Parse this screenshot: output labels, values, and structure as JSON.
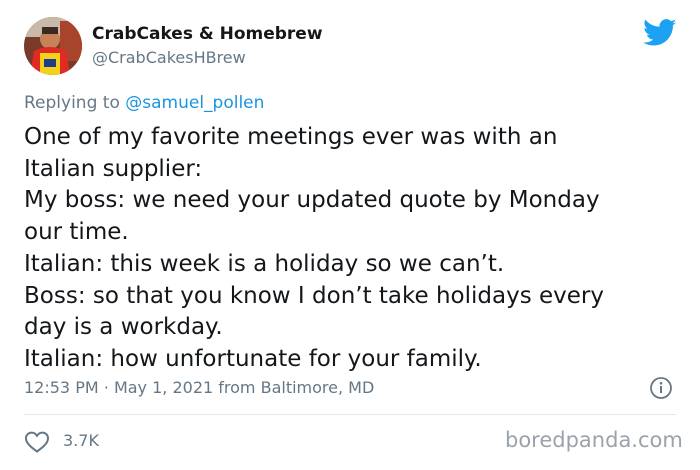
{
  "tweet": {
    "display_name": "CrabCakes & Homebrew",
    "handle": "@CrabCakesHBrew",
    "reply_prefix": "Replying to",
    "reply_to": "@samuel_pollen",
    "body_lines": [
      "One of my favorite meetings ever was with an",
      "Italian supplier:",
      "My boss: we need your updated quote by Monday",
      "our time.",
      "Italian: this week is a holiday so we can’t.",
      "Boss: so that you know I don’t take holidays every",
      "day is a workday.",
      "Italian: how unfortunate for your family."
    ],
    "time": "12:53 PM",
    "separator": "·",
    "date": "May 1, 2021",
    "source": "from Baltimore, MD",
    "likes": "3.7K"
  },
  "watermark": "boredpanda.com",
  "icons": {
    "brand": "twitter-bird-icon",
    "info": "info-icon",
    "like": "heart-icon"
  },
  "colors": {
    "twitter_blue": "#1da1f2",
    "mention": "#1b95e0",
    "secondary_text": "#657786",
    "primary_text": "#14171a"
  }
}
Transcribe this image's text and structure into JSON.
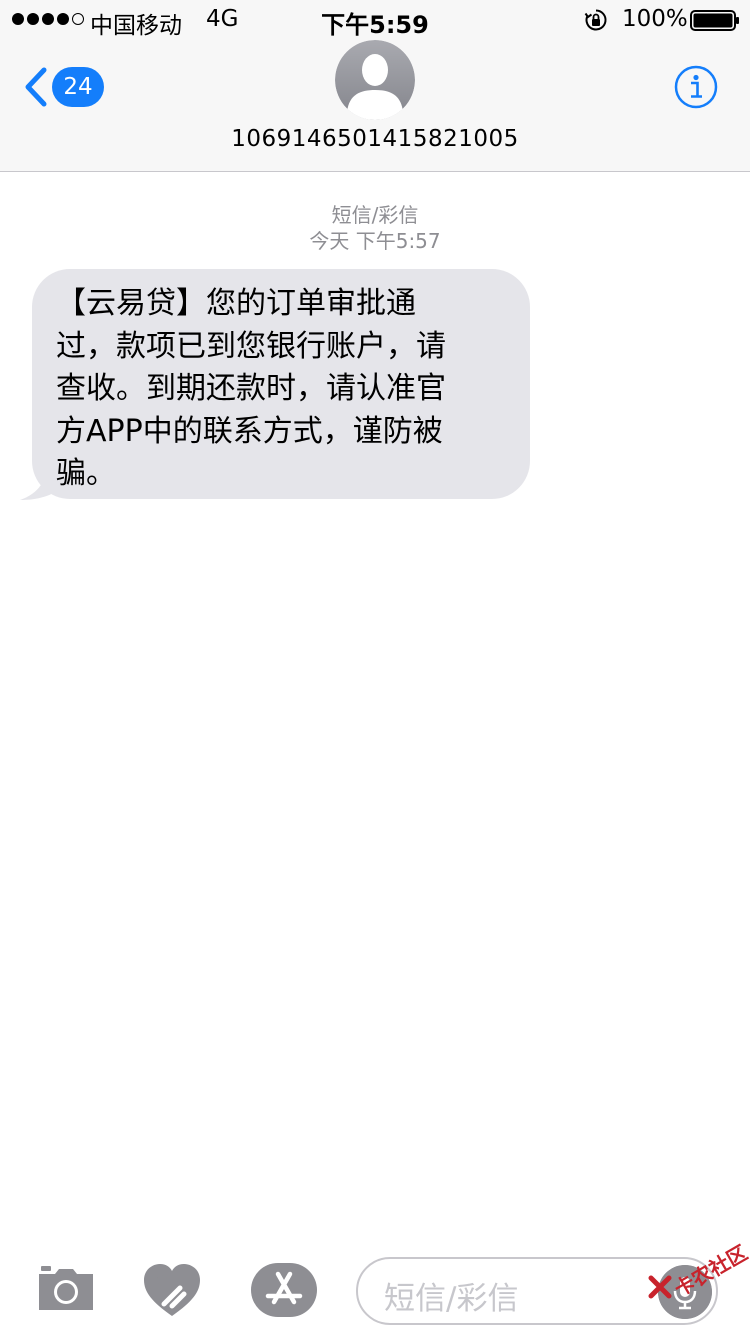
{
  "status_bar": {
    "carrier": "中国移动",
    "network": "4G",
    "time": "下午5:59",
    "battery": "100%",
    "signal_bars_filled": 4,
    "signal_bars_total": 5
  },
  "header": {
    "back_count": "24",
    "contact": "1069146501415821005"
  },
  "conversation": {
    "message_type": "短信/彩信",
    "timestamp": "今天 下午5:57",
    "messages": [
      {
        "direction": "incoming",
        "lines": [
          "【云易贷】您的订单审批通",
          "过，款项已到您银行账户，请",
          "查收。到期还款时，请认准官",
          "方APP中的联系方式，谨防被",
          "骗。"
        ]
      }
    ]
  },
  "input_bar": {
    "placeholder": "短信/彩信"
  },
  "watermark": {
    "text": "卡农社区"
  },
  "colors": {
    "accent": "#147efb",
    "bubble_incoming": "#e5e5ea",
    "meta_text": "#8e8e93",
    "bar_background": "#f7f7f7",
    "watermark": "#c8232c"
  },
  "icons": {
    "back": "chevron-left-icon",
    "info": "info-icon",
    "camera": "camera-icon",
    "digital_touch": "heart-icon",
    "app_store": "app-store-icon",
    "mic": "microphone-icon"
  }
}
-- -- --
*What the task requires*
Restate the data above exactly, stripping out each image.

*Result of the task*
Parse this screenshot: output labels, values, and structure as JSON.
{
  "tweet": {
    "display_name": "CrabCakes & Homebrew",
    "handle": "@CrabCakesHBrew",
    "reply_prefix": "Replying to",
    "reply_to": "@samuel_pollen",
    "body_lines": [
      "One of my favorite meetings ever was with an",
      "Italian supplier:",
      "My boss: we need your updated quote by Monday",
      "our time.",
      "Italian: this week is a holiday so we can’t.",
      "Boss: so that you know I don’t take holidays every",
      "day is a workday.",
      "Italian: how unfortunate for your family."
    ],
    "time": "12:53 PM",
    "separator": "·",
    "date": "May 1, 2021",
    "source": "from Baltimore, MD",
    "likes": "3.7K"
  },
  "watermark": "boredpanda.com",
  "icons": {
    "brand": "twitter-bird-icon",
    "info": "info-icon",
    "like": "heart-icon"
  },
  "colors": {
    "twitter_blue": "#1da1f2",
    "mention": "#1b95e0",
    "secondary_text": "#657786",
    "primary_text": "#14171a"
  }
}
Transcribe this image's text and structure into JSON.
{
  "status_bar": {
    "carrier": "中国移动",
    "network": "4G",
    "time": "下午5:59",
    "battery": "100%",
    "signal_bars_filled": 4,
    "signal_bars_total": 5
  },
  "header": {
    "back_count": "24",
    "contact": "1069146501415821005"
  },
  "conversation": {
    "message_type": "短信/彩信",
    "timestamp": "今天 下午5:57",
    "messages": [
      {
        "direction": "incoming",
        "lines": [
          "【云易贷】您的订单审批通",
          "过，款项已到您银行账户，请",
          "查收。到期还款时，请认准官",
          "方APP中的联系方式，谨防被",
          "骗。"
        ]
      }
    ]
  },
  "input_bar": {
    "placeholder": "短信/彩信"
  },
  "watermark": {
    "text": "卡农社区"
  },
  "colors": {
    "accent": "#147efb",
    "bubble_incoming": "#e5e5ea",
    "meta_text": "#8e8e93",
    "bar_background": "#f7f7f7",
    "watermark": "#c8232c"
  },
  "icons": {
    "back": "chevron-left-icon",
    "info": "info-icon",
    "camera": "camera-icon",
    "digital_touch": "heart-icon",
    "app_store": "app-store-icon",
    "mic": "microphone-icon"
  }
}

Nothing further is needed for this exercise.